Academic journal article Victorian Poetry

Class and Poetic Communities: The Works of Ellen Johnston, "The Factory Girl"

Academic journal article Victorian Poetry

Class and Poetic Communities: The Works of Ellen Johnston, "The Factory Girl"

Article excerpt

What we call literature, and what we teach, is what the middle class--and not the working class -- produced.

--Martha Vicinus, The Industrial Muse [1]

Critics here [in our collection] are not actively looking beyond class boundaries to working-class poets.

--Isobel Armstrong, Virginia Blain, Women's Poetry, Late Romantic to Late Victorian [2]

FOR CRITICS WHO SEEK TO BRING WORKING-CLASS WOMEN'S VOICES INTO the expanding canon of Victorian poets, lack of access and an attendant lack of interest pose formidable problems. Few working women had the patronage or the material means to publish poems in volume form, a fact that some scholars have mistaken for creative silence. Other critics have offered ideological explanations for absence: that "a gradual defusing of working-class combativeness," along with the increasing popularity of prose autobiography, caused any "identifiable discourse of working-class women's poetry ... to fold back on itself" after the eighteenth century; [3] or that "women were silenced by their class's adherence to the discourse of domesticity, which made it difficult for them to write of their own experiences as women who worked." [4] By focusing on the work of Scottish poet and power-loom weaver Ellen Johnston, I aim to reopen areas that many critics have overlooked or shut down: to help recover poetry as a revealing, if highly fraught site of Victorian working-class women's expression; and, in doing so, to question the still-common insistence on radical resistance as the key component of working-class subjectivity. Where Landry would find dissolution and defeat, for example, I see strategic affirmation, as Johnston creates poetic personae that negotiate the often conflicting demands of her gender, her class, and her craft. I will also suggest that by casting our critical net more widely to include other outlets for working-class women's writing, such as the poetry columns of local penny papers, we can gain a better sense not only of still-hidden voices, but also of the Victorian era's multiple communities of writers and readers and tastes. This wider consideration may also help us to define less monolithically the ideological force of such concepts as poetic authority, publicness, and female respectability that have been held so harmful to working women's literary expression. Precariously situated but far from silent, Ellen Johnst on claimed the right to voice both private emotion and social critique; and for her efforts, admiring readers titled her "bard."

Johnston, who began mill work at the age of eleven, is one of the few working women represented in recent anthologies of Victorian women's poetry and one of the few whose works have received any sustained critical attention. [5] She is currently known for a single volume of verse that appeared in 1867, although she had, by that date, more than a decade of poetic production behind her. Because this volume has been the sole source for critics' discussions so far, I will turn first to examine some of the shaping pressures and consequences of volume publication for working-class writers before exploring Johnston's other avenues of public address and the difference these may make for our understanding of her poetry and of the communities for which she wrote.

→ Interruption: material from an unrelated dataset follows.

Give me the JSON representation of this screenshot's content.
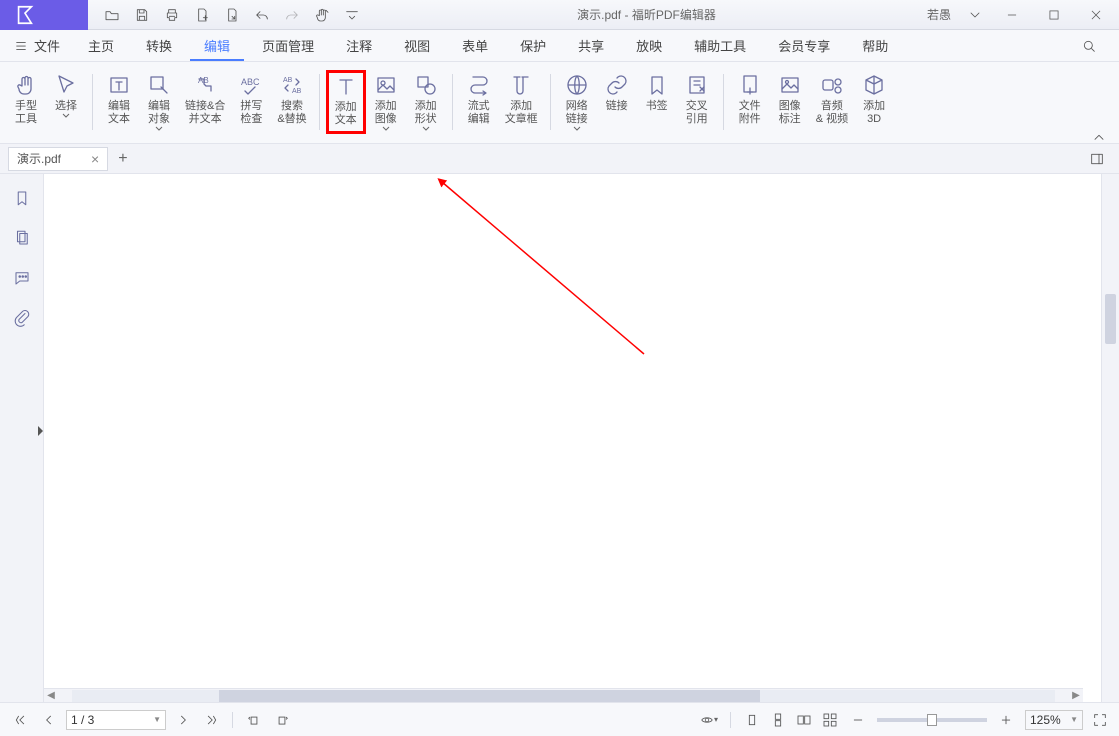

1

As extensive as the publishing trade is, and innumerable as are the volumes issued by it on almost every branch of knowledge, it is really a very difficult matter, except to a privileged class, to appear in print.

-- Charles Fleming, The Working Man's Friend [6]

To read a volume of working-class verse is, in several important senses, to read a work in translation. Given the increasingly professional and commercialized nature of the book trade at mid-century, working-class poets who found their way into print did so largely through the interventions of middle-class sponsors, who edited their poems and introduced them-often through a series of mediating prefaces and testimonials--to the middle-and upper-class audience for new books. …

Search by... Author
Show... All Results Primary Sources Peer-reviewed

Oops!

An unknown error has occurred. Please click the button below to reload the page. If the problem persists, please try again in a little while.